Throughout American history, we have seen ordinary people answer the call of duty, stepping up to fight for freedom and democracy across the globe, myself included. I served two decades in the United States Navy alongside my fellow brothers and sisters in uniform. We all swore the same oath: to protect and defend our country against all enemies, foreign or domestic. Taking that oath was a conscious decision to protect the United States from our adversaries, no matter the cost to ourselves.
I retired in 2019 as a Master Chief Petty Officer and am proud to call myself a veteran. Now, as a member of Congress, I have the opportunity to advocate for my fellow veterans, making sure they receive the benefits and care from our government that they rightfully deserve. This week we have seen part of that care threatened, as the government plans to send VA medical personnel to respond to the border crisis when Title 42 is lifted. This is a reprehensible idea - not only as a veteran myself, but because I have seen veterans in my district who rely so much on our VA for their health and well-being. I cannot imagine stripping their access to care because this administration has decided to prioritize the needs of migrants over them.
My district includes 40 percent of the U.S.-Mexico border. I am at the border every single week, seeing the devastation it has caused to our communities. If Title 42 is lifted with no contingency plan in place, our border will spiral to complete chaos. We need reinforcements at the southern border, but it cannot come at the expense of our veterans. The men and women who have bravely fought for our country do not deserve to bear the burden of President Biden's self-inflicted crisis.
I have been urging this administration to keep Title 42 in place until there is a sound, tangible replacement. Both myself and other border lawmakers have proposed reasonable solutions put in place as Title 42 is repealed. These are solutions like resuming repatriation flights, enforcing Remain in Mexico and increasing immigration judges. Instead of considering these proposals, they have decided to strip benefits from those who put their lives on the line. And they have come to this decision without consulting anyone whose livelihood is impacted by the border crisis.
As I visit our border towns, I see the normal challenges faced by other rural communities - lack of proper infrastructure, limited access to broadband services, and isolation from the services in big cities. Veterans in these areas face a specific issue - limited access to VA health care or medical centers. For veterans in Eagle Pass - the epicenter of the border crisis - the closest option for care might be in San Antonio, a two-hour commute from home. Some veterans are even forced to cross the border into Piedras Negras for a higher level of care. Many of our veterans already have limited access to proper VA care simply because of their location. This administration's incompetence should not impact the healthcare of our veterans by increasing wait times or reducing appointment availability due to a lack of personnel available.
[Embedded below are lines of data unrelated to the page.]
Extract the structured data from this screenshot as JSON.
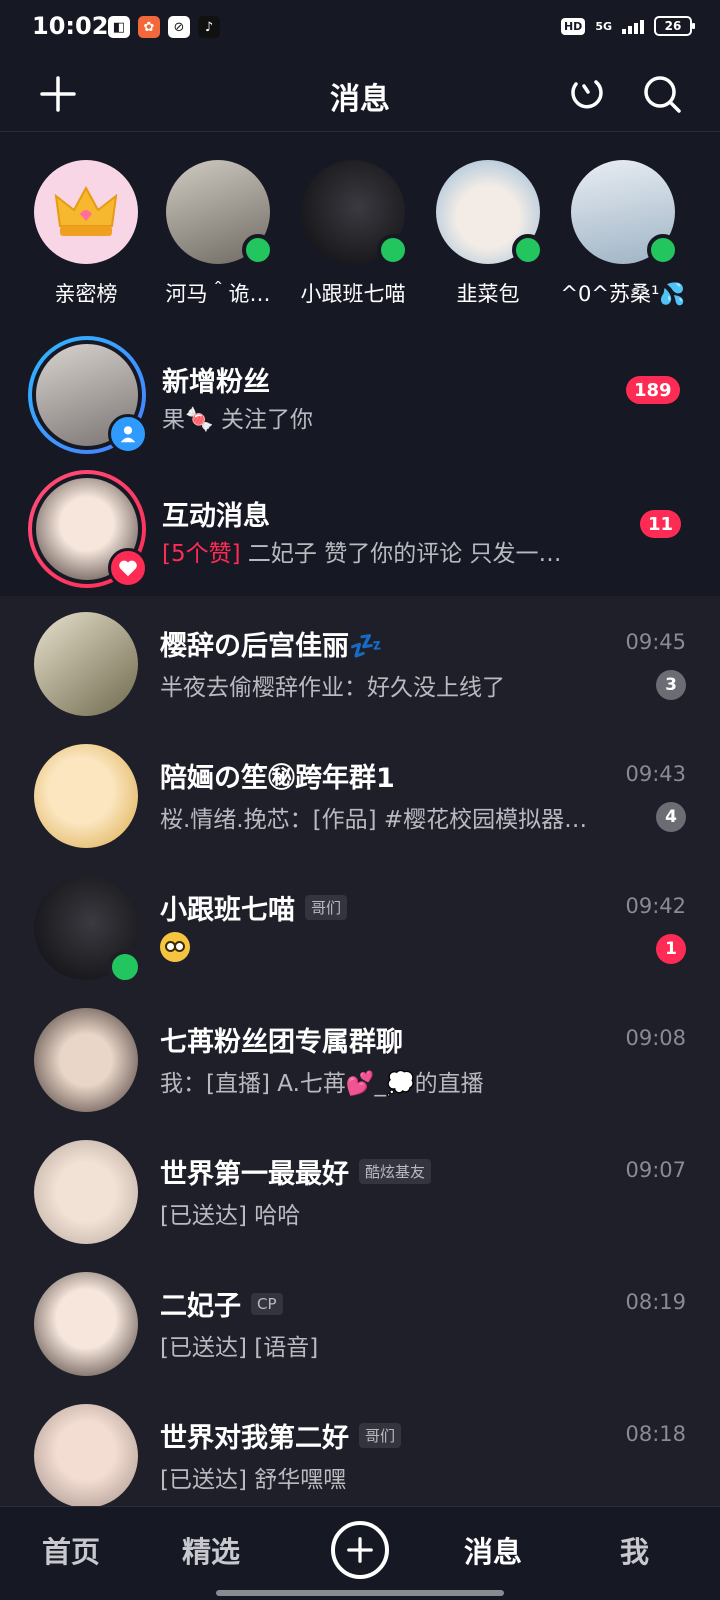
{
  "status_bar": {
    "time": "10:02",
    "network": "5G",
    "hd": "HD",
    "battery": "26"
  },
  "header": {
    "title": "消息"
  },
  "stories": [
    {
      "label": "亲密榜",
      "online": false
    },
    {
      "label": "河马＾诡…",
      "online": true
    },
    {
      "label": "小跟班七喵",
      "online": true
    },
    {
      "label": "韭菜包",
      "online": true
    },
    {
      "label": "^0^苏桑¹💦",
      "online": true
    }
  ],
  "system_rows": [
    {
      "title": "新增粉丝",
      "subtitle": "果🍬 关注了你",
      "badge": "189"
    },
    {
      "title": "互动消息",
      "subtitle_highlight": "[5个赞]",
      "subtitle": " 二妃子 赞了你的评论 只发一…",
      "badge": "11"
    }
  ],
  "conversations": [
    {
      "title": "樱辞の后宫佳丽💤",
      "tag": "",
      "preview": "半夜去偷樱辞作业：好久没上线了",
      "time": "09:45",
      "count": "3",
      "count_style": "grey",
      "online": false
    },
    {
      "title": "陪婳の笙㊙跨年群1",
      "tag": "",
      "preview": "桜.情绪.挽芯：[作品] #樱花校园模拟器…",
      "time": "09:43",
      "count": "4",
      "count_style": "grey",
      "online": false
    },
    {
      "title": "小跟班七喵",
      "tag": "哥们",
      "preview": "",
      "time": "09:42",
      "count": "1",
      "count_style": "red",
      "online": true
    },
    {
      "title": "七苒粉丝团专属群聊",
      "tag": "",
      "preview": "我：[直播] A.七苒💕_💭的直播",
      "time": "09:08",
      "count": "",
      "count_style": "",
      "online": false
    },
    {
      "title": "世界第一最最好",
      "tag": "酷炫基友",
      "preview": "[已送达] 哈哈",
      "time": "09:07",
      "count": "",
      "count_style": "",
      "online": false
    },
    {
      "title": "二妃子",
      "tag": "CP",
      "preview": "[已送达] [语音]",
      "time": "08:19",
      "count": "",
      "count_style": "",
      "online": false
    },
    {
      "title": "世界对我第二好",
      "tag": "哥们",
      "preview": "[已送达] 舒华嘿嘿",
      "time": "08:18",
      "count": "",
      "count_style": "",
      "online": false
    }
  ],
  "tabbar": {
    "home": "首页",
    "featured": "精选",
    "messages": "消息",
    "me": "我"
  },
  "colors": {
    "background": "#161823",
    "accent": "#fe2c55",
    "online": "#22c55e"
  }
}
Our nation's veterans have sacrificed so much for this country, specifically those who served multiple tours. Parents have missed graduations and dance recitals. Brothers and sisters have missed weddings. Families have felt their absences at the holidays. Many of us also have both visible and invisible evidence of this sacrifice: PTSD, lost limbs, depression and anxiety, chronic pain and other injuries. When we swore the oath to serve this country, we knew what we were risking - all for a cause we believed in. We cannot ask our veterans to make yet another sacrifice because of this administration's poor decisions.